This weekend’s Barrons has an excellent interview with Jeff Gundlach of DoubleLine. I’ve spent quite a bit of time discussing Gundlach and his performance, because quite frankly, there is no one better in the bond space than Gundlach. His performance over the entirety of his career is simply incredible.
As the article cites, Gundlach’s outlook for bonds is likely the most credible, however, I was floored by his comment that the S&P 500 is going to 500. Gundlach may not be an equity guru, but he’s no lightweight when it comes to understanding the macroeconomy (via Barrons):
Gundlach rarely is shy about offering his opinion on markets. Like most bond honchos, including Gross, a member of the Barron’s Roundtable, he seldom likes stocks, which are, after all, bonds’ primary rival for investment dollars. “Though I rarely go public with specifics on stocks, I think the Standard & Poor’s 500, which is now over 1300, will hit 500 in the next couple of years,” he says. “I usually couch my belief by saying merely that 2011 will be a tough year for equities.”
Nor has he made a secret of his bearish views on the U.S. economy and the seemingly inexorable rise in government debt. But he sees little chance in the near term of a surge in inflation that would send Treasury-bond yields soaring. A jump in the yield on 10-year bonds to a range of 4% to 4.5% from a current 3.6% would cause economic growth to short-circuit, he says.

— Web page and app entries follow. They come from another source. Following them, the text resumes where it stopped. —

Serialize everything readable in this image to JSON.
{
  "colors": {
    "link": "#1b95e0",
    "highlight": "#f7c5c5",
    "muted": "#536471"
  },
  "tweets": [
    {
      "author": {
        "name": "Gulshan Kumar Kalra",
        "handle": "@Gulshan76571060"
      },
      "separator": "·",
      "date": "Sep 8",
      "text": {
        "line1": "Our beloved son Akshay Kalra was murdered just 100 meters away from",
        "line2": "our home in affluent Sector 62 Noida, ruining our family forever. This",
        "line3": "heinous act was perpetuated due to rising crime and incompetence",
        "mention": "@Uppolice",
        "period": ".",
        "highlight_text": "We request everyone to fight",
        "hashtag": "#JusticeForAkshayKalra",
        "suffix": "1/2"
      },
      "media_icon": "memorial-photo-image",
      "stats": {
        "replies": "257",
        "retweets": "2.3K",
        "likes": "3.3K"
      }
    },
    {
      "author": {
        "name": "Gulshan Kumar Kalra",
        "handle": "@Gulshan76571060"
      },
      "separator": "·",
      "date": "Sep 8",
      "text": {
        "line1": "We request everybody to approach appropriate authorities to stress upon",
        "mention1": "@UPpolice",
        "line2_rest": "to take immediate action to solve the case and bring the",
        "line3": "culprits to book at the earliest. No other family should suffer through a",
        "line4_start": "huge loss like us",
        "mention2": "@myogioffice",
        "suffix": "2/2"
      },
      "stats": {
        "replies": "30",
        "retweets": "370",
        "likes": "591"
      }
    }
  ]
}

By the same token, a renewed slowdown in the economy would drive 10-year bond yields sharply lower, but not below 3%, unless a banking panic similar to last year’s euro-zone crisis ensues. As for the U.S. housing market, Gundlach expects home prices to fall by another 10% to 15%.